the C17 and the Hawkesworths in the C18. Its church housed the Fitzwilliam
tomb (now in the Parish Church) until 1538. Present buildings, although problematical,
are substantially Cl4, adapted for domestic use in the C17 (parhaps at the
time of the lintel dated 1663), and enlarged in C19.
Coursed rubble. Stone slate roofs to pre-C19 parts, Welsh slate elsewhere.
Two storeys and attics. The house consists of 2 mediaeval blocks, joined
at their south-east, and, north-west corners respectively, the west block extended
westwards in 2 parts, the first with a C19 added first storey and south wing,
the second ground floor only. Also C19 is a wing filling the angle formed
by the mediaeval blocks. All engraving of 1810 shows sash windo'ws, so the
present mullion and transom are therefore nearly all of Cl9 date. One possible
exception is tile 2-light stone mullioned window on the ground floor north
wall of tile first nester part of the west block. The only other pre-C19
features visible externally are as follows:-
1. Three stepped but-tresses on the north side of the west block, with sections
of a plain string. course above them.
2. A straight-headed door, probably C18, on south side of west block, shown
on the 1810 plan.
3. A triangular chimney breast on very fine moulded corbelling at the west
end of the east block, with a thinner shaft below the corbelling. Its stack,
together with the others, which are all corniced, is probably C19, but looks
4. Upper part of trefoil-headed lancet on first floor to north of the chimney
breast. (The window below with Y-tracery is shown as a sash on the 1810
5. Pair of blocked doorways at first floor level on south wall of east block
(perhaps garderobes).
6. Blocked mediaeval window of 2 ogival arches in centre of ground floor of south front
of east block.
7. Lintel and Artisan Hannerist rustrcated door surround dated 1663, and
presumably re-set in porch on north side of western part of west block.
The most spectacular feature, however, is largley internal, although its north
end is partl visible from outside. This is a late C15 2 bay arcade with
moulded 2-centred arches springing from enbattled capitals adorned with Tudor
rose badges: sculpted figure of an angle in spandrels. It runs along east
end of west block, and has to be seen from inside the C19 infill block. Below
the southern arch is, presumably reset, a C14 ogee-headed doorway. Further
west along a passage in the west block is a 2-centre arch, perhaps of C13,
at least of C14 date.

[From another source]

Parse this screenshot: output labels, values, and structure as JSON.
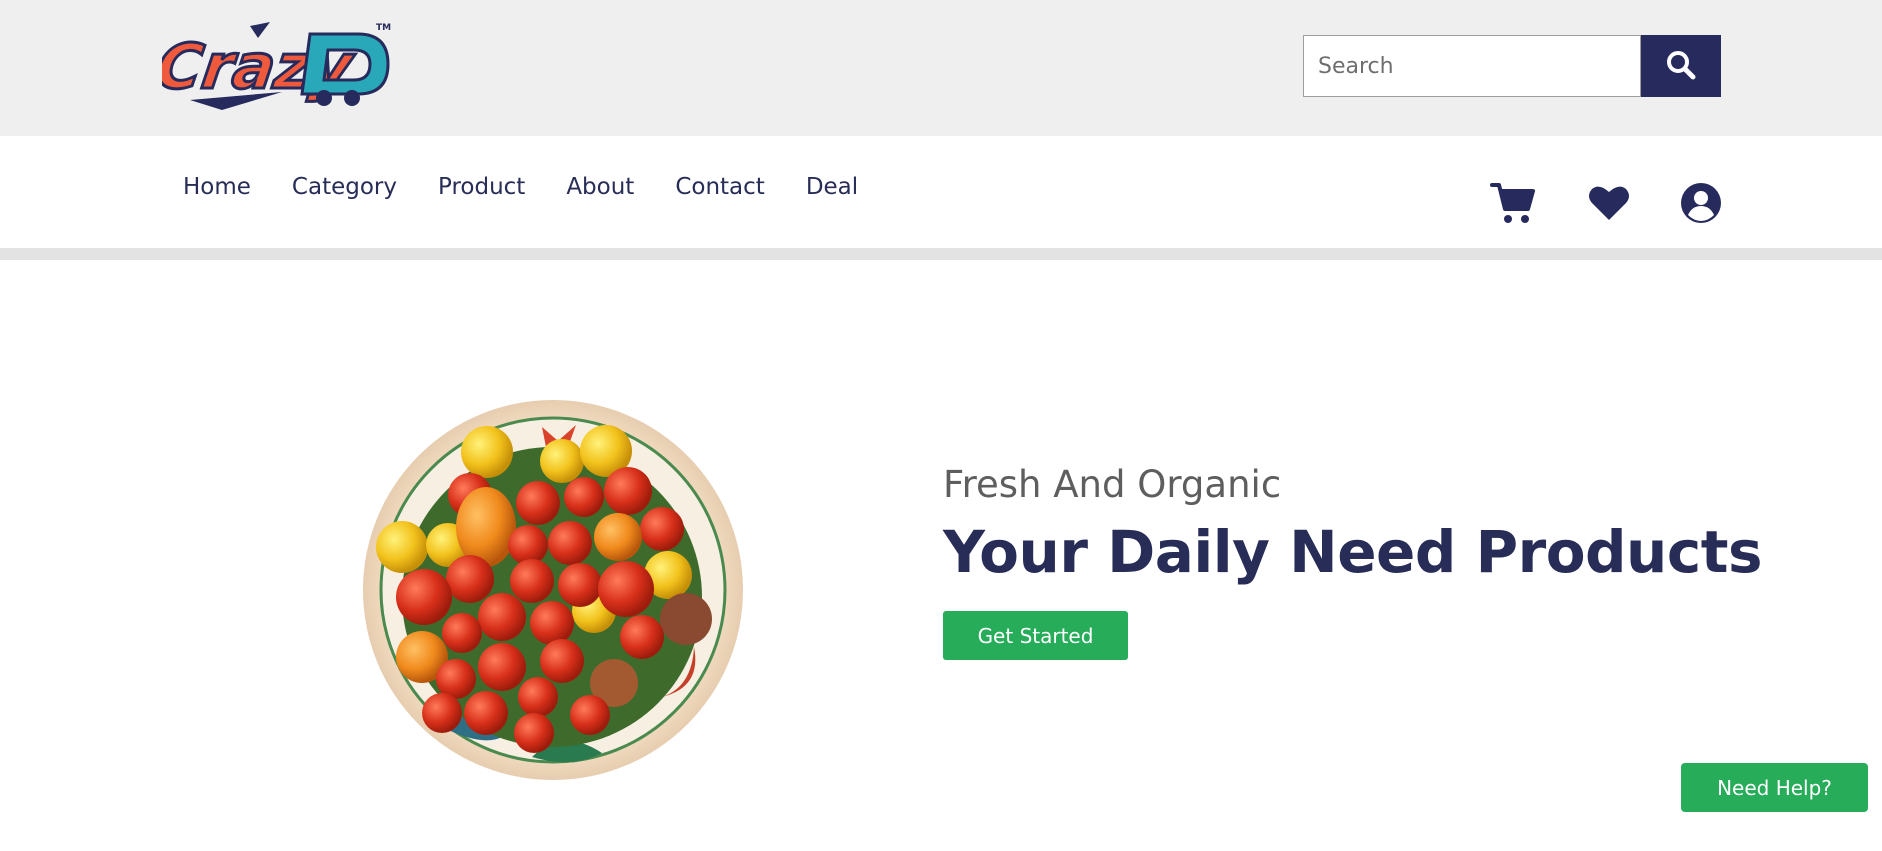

Listing NGR: SK5860492755

This text is a legacy record and has not been updated since the building was originally listed. Details of the building may have changed in the intervening time. You should not rely on this listing as an accurate description of the building.

Source: English Heritage

Listed building text is © Crown Copyright. Reproduced under licence.